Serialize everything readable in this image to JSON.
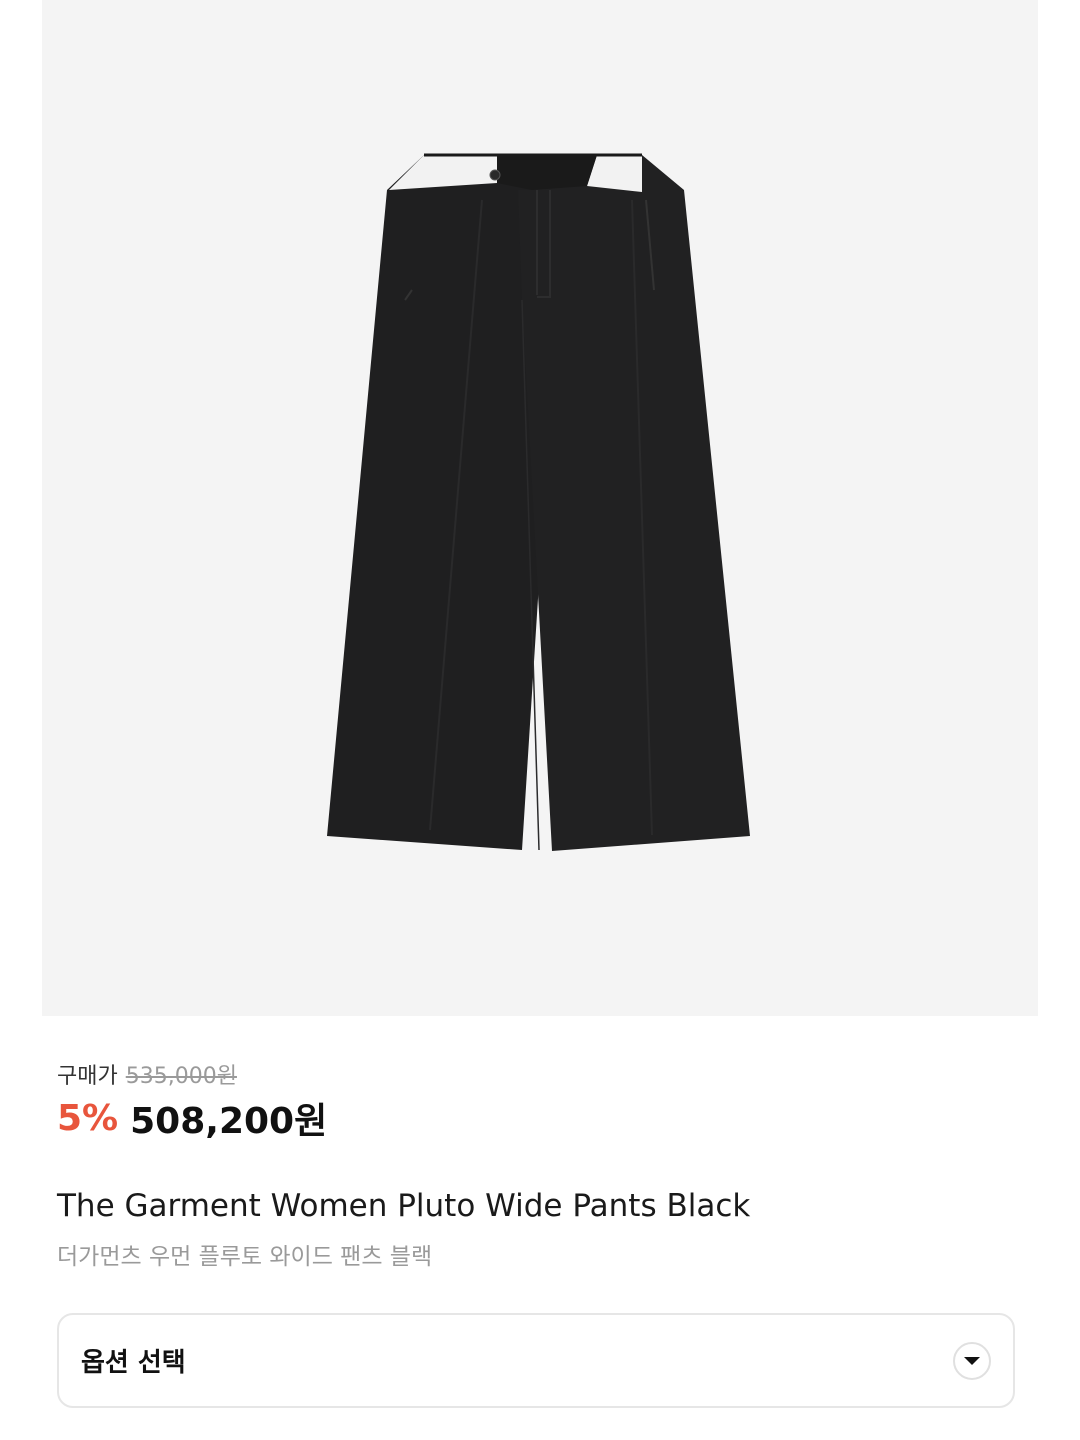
{
  "product": {
    "image_alt": "pants-image",
    "price_label": "구매가",
    "original_price": "535,000원",
    "discount_percent": "5%",
    "sale_price": "508,200원",
    "name_en": "The Garment Women Pluto Wide Pants Black",
    "name_ko": "더가먼츠 우먼 플루토 와이드 팬츠 블랙"
  },
  "option": {
    "label": "옵션 선택",
    "icon": "chevron-down-icon"
  },
  "colors": {
    "discount": "#e8553c",
    "image_bg": "#f4f4f4",
    "muted_text": "#9a9a9a"
  }
}
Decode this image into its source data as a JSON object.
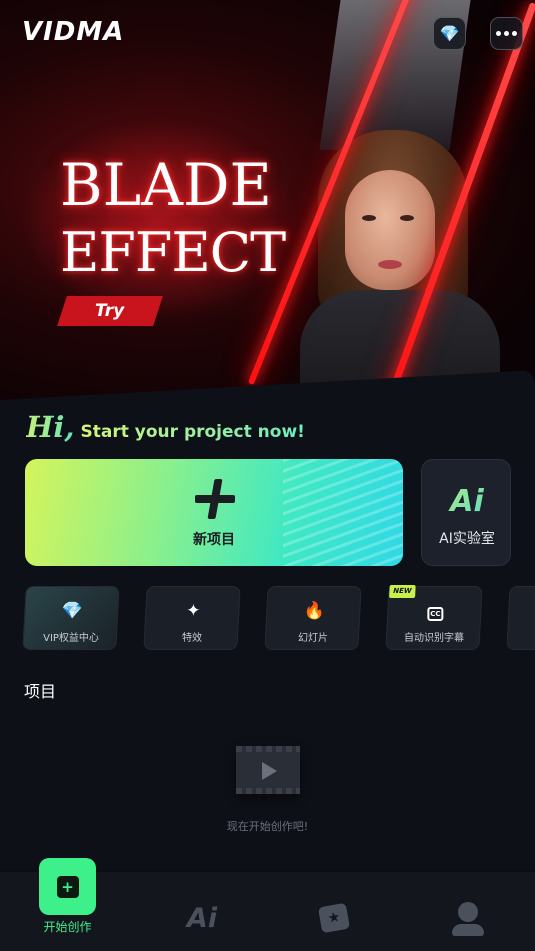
{
  "header": {
    "logo": "VIDMA",
    "vip_icon": "diamond-icon",
    "more_icon": "more-dots-icon"
  },
  "banner": {
    "title_line1": "BLADE",
    "title_line2": "EFFECT",
    "try_label": "Try"
  },
  "greeting": {
    "hi": "Hi,",
    "tagline": "Start your project now!"
  },
  "new_project": {
    "label": "新项目",
    "icon": "plus-icon"
  },
  "ai_lab": {
    "logo": "Ai",
    "label": "AI实验室"
  },
  "tools": [
    {
      "label": "VIP权益中心",
      "icon": "diamond-icon",
      "glyph": "💎",
      "badge": ""
    },
    {
      "label": "特效",
      "icon": "sparkle-icon",
      "glyph": "✦",
      "badge": ""
    },
    {
      "label": "幻灯片",
      "icon": "flame-icon",
      "glyph": "🔥",
      "badge": ""
    },
    {
      "label": "自动识别字幕",
      "icon": "cc-ai-icon",
      "glyph": "CC",
      "badge": "NEW"
    }
  ],
  "projects": {
    "title": "项目",
    "empty_text": "现在开始创作吧!"
  },
  "bottom_nav": {
    "create_label": "开始创作",
    "ai_label": "Ai",
    "colors": {
      "active": "#3df08a",
      "inactive": "#4a505c"
    }
  }
}
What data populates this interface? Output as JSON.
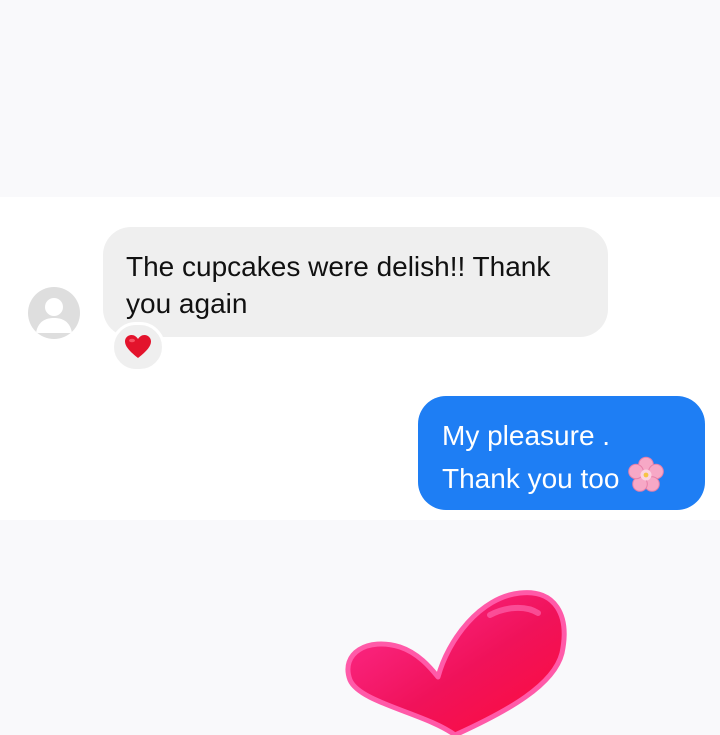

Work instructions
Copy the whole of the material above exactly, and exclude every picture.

Task result
Serialize everything readable in this image to JSON.
{
  "product": {
    "image_alt": "pants-image",
    "price_label": "구매가",
    "original_price": "535,000원",
    "discount_percent": "5%",
    "sale_price": "508,200원",
    "name_en": "The Garment Women Pluto Wide Pants Black",
    "name_ko": "더가먼츠 우먼 플루토 와이드 팬츠 블랙"
  },
  "option": {
    "label": "옵션 선택",
    "icon": "chevron-down-icon"
  },
  "colors": {
    "discount": "#e8553c",
    "image_bg": "#f4f4f4",
    "muted_text": "#9a9a9a"
  }
}
Decode this image into its source data as a JSON object.
{
  "header": {
    "logo": "VIDMA",
    "vip_icon": "diamond-icon",
    "more_icon": "more-dots-icon"
  },
  "banner": {
    "title_line1": "BLADE",
    "title_line2": "EFFECT",
    "try_label": "Try"
  },
  "greeting": {
    "hi": "Hi,",
    "tagline": "Start your project now!"
  },
  "new_project": {
    "label": "新项目",
    "icon": "plus-icon"
  },
  "ai_lab": {
    "logo": "Ai",
    "label": "AI实验室"
  },
  "tools": [
    {
      "label": "VIP权益中心",
      "icon": "diamond-icon",
      "glyph": "💎",
      "badge": ""
    },
    {
      "label": "特效",
      "icon": "sparkle-icon",
      "glyph": "✦",
      "badge": ""
    },
    {
      "label": "幻灯片",
      "icon": "flame-icon",
      "glyph": "🔥",
      "badge": ""
    },
    {
      "label": "自动识别字幕",
      "icon": "cc-ai-icon",
      "glyph": "CC",
      "badge": "NEW"
    }
  ],
  "projects": {
    "title": "项目",
    "empty_text": "现在开始创作吧!"
  },
  "bottom_nav": {
    "create_label": "开始创作",
    "ai_label": "Ai",
    "colors": {
      "active": "#3df08a",
      "inactive": "#4a505c"
    }
  }
}
What data populates this interface? Output as JSON.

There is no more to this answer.